WHAT IS NEEDED ::
The whole listing is to be printed again exactly.

AVAILABLE DATA ::
++++++++++

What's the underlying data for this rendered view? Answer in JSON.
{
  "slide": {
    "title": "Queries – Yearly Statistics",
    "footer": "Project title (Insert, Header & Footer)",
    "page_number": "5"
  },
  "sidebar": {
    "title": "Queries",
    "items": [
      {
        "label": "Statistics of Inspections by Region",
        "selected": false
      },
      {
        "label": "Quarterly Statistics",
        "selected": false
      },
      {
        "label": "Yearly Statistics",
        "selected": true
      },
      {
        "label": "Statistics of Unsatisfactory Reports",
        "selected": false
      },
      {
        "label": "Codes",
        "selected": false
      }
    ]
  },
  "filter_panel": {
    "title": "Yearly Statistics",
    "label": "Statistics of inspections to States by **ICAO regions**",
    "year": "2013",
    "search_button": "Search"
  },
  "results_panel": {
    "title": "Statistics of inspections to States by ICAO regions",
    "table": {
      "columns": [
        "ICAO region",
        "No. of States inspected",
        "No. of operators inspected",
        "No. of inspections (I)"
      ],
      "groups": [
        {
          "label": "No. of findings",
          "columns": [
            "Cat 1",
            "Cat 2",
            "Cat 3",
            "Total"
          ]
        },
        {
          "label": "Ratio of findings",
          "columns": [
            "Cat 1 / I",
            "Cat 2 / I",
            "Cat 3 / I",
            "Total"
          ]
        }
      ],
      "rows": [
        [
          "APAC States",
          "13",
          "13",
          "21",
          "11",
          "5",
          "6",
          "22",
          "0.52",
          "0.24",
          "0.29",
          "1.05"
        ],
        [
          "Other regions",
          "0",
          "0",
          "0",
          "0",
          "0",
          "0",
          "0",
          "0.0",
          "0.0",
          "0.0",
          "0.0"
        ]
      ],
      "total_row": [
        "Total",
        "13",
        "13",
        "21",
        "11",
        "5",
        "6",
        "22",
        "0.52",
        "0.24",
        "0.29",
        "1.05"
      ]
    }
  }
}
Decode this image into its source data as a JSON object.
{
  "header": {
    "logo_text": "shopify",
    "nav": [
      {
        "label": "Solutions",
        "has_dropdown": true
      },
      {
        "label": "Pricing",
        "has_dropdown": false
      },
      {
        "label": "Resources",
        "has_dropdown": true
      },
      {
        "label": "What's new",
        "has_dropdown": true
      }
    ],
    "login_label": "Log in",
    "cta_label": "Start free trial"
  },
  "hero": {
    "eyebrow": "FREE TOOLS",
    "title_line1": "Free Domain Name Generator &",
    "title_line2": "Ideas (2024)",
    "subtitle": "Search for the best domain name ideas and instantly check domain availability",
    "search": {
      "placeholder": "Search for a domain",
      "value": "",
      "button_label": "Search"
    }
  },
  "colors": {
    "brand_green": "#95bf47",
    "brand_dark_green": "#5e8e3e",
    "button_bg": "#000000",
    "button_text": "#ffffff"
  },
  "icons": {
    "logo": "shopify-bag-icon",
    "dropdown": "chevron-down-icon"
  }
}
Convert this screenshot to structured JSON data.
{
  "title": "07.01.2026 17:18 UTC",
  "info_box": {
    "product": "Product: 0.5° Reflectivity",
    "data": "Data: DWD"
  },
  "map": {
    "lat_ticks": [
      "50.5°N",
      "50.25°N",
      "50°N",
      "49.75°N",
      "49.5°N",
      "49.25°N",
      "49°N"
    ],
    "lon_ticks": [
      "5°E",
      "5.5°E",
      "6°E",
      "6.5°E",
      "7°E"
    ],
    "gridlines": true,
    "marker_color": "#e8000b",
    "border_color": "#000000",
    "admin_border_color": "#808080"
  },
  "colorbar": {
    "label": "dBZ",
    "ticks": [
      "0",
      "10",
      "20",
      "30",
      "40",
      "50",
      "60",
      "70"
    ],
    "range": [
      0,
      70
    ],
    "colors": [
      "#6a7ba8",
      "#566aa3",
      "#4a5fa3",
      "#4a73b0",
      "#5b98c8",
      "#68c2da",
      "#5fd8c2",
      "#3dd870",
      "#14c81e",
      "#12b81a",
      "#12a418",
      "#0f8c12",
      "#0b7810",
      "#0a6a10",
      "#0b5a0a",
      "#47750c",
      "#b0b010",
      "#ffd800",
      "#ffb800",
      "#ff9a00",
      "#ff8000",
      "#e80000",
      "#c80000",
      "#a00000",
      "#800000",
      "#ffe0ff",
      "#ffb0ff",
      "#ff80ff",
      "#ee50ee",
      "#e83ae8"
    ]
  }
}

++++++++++

TASK RESULT ::
What's the underlying data for this rendered view? Answer in JSON.
{
  "slide": {
    "title": "Queries – Yearly Statistics",
    "footer": "Project title (Insert, Header & Footer)",
    "page_number": "5"
  },
  "sidebar": {
    "title": "Queries",
    "items": [
      {
        "label": "Statistics of Inspections by Region",
        "selected": false
      },
      {
        "label": "Quarterly Statistics",
        "selected": false
      },
      {
        "label": "Yearly Statistics",
        "selected": true
      },
      {
        "label": "Statistics of Unsatisfactory Reports",
        "selected": false
      },
      {
        "label": "Codes",
        "selected": false
      }
    ]
  },
  "filter_panel": {
    "title": "Yearly Statistics",
    "label": "Statistics of inspections to States by **ICAO regions**",
    "year": "2013",
    "search_button": "Search"
  },
  "results_panel": {
    "title": "Statistics of inspections to States by ICAO regions",
    "table": {
      "columns": [
        "ICAO region",
        "No. of States inspected",
        "No. of operators inspected",
        "No. of inspections (I)"
      ],
      "groups": [
        {
          "label": "No. of findings",
          "columns": [
            "Cat 1",
            "Cat 2",
            "Cat 3",
            "Total"
          ]
        },
        {
          "label": "Ratio of findings",
          "columns": [
            "Cat 1 / I",
            "Cat 2 / I",
            "Cat 3 / I",
            "Total"
          ]
        }
      ],
      "rows": [
        [
          "APAC States",
          "13",
          "13",
          "21",
          "11",
          "5",
          "6",
          "22",
          "0.52",
          "0.24",
          "0.29",
          "1.05"
        ],
        [
          "Other regions",
          "0",
          "0",
          "0",
          "0",
          "0",
          "0",
          "0",
          "0.0",
          "0.0",
          "0.0",
          "0.0"
        ]
      ],
      "total_row": [
        "Total",
        "13",
        "13",
        "21",
        "11",
        "5",
        "6",
        "22",
        "0.52",
        "0.24",
        "0.29",
        "1.05"
      ]
    }
  }
}
Decode this image into its source data as a JSON object.
{
  "header": {
    "logo_text": "shopify",
    "nav": [
      {
        "label": "Solutions",
        "has_dropdown": true
      },
      {
        "label": "Pricing",
        "has_dropdown": false
      },
      {
        "label": "Resources",
        "has_dropdown": true
      },
      {
        "label": "What's new",
        "has_dropdown": true
      }
    ],
    "login_label": "Log in",
    "cta_label": "Start free trial"
  },
  "hero": {
    "eyebrow": "FREE TOOLS",
    "title_line1": "Free Domain Name Generator &",
    "title_line2": "Ideas (2024)",
    "subtitle": "Search for the best domain name ideas and instantly check domain availability",
    "search": {
      "placeholder": "Search for a domain",
      "value": "",
      "button_label": "Search"
    }
  },
  "colors": {
    "brand_green": "#95bf47",
    "brand_dark_green": "#5e8e3e",
    "button_bg": "#000000",
    "button_text": "#ffffff"
  },
  "icons": {
    "logo": "shopify-bag-icon",
    "dropdown": "chevron-down-icon"
  }
}
Convert this screenshot to structured JSON data.
{
  "title": "07.01.2026 17:18 UTC",
  "info_box": {
    "product": "Product: 0.5° Reflectivity",
    "data": "Data: DWD"
  },
  "map": {
    "lat_ticks": [
      "50.5°N",
      "50.25°N",
      "50°N",
      "49.75°N",
      "49.5°N",
      "49.25°N",
      "49°N"
    ],
    "lon_ticks": [
      "5°E",
      "5.5°E",
      "6°E",
      "6.5°E",
      "7°E"
    ],
    "gridlines": true,
    "marker_color": "#e8000b",
    "border_color": "#000000",
    "admin_border_color": "#808080"
  },
  "colorbar": {
    "label": "dBZ",
    "ticks": [
      "0",
      "10",
      "20",
      "30",
      "40",
      "50",
      "60",
      "70"
    ],
    "range": [
      0,
      70
    ],
    "colors": [
      "#6a7ba8",
      "#566aa3",
      "#4a5fa3",
      "#4a73b0",
      "#5b98c8",
      "#68c2da",
      "#5fd8c2",
      "#3dd870",
      "#14c81e",
      "#12b81a",
      "#12a418",
      "#0f8c12",
      "#0b7810",
      "#0a6a10",
      "#0b5a0a",
      "#47750c",
      "#b0b010",
      "#ffd800",
      "#ffb800",
      "#ff9a00",
      "#ff8000",
      "#e80000",
      "#c80000",
      "#a00000",
      "#800000",
      "#ffe0ff",
      "#ffb0ff",
      "#ff80ff",
      "#ee50ee",
      "#e83ae8"
    ]
  }
}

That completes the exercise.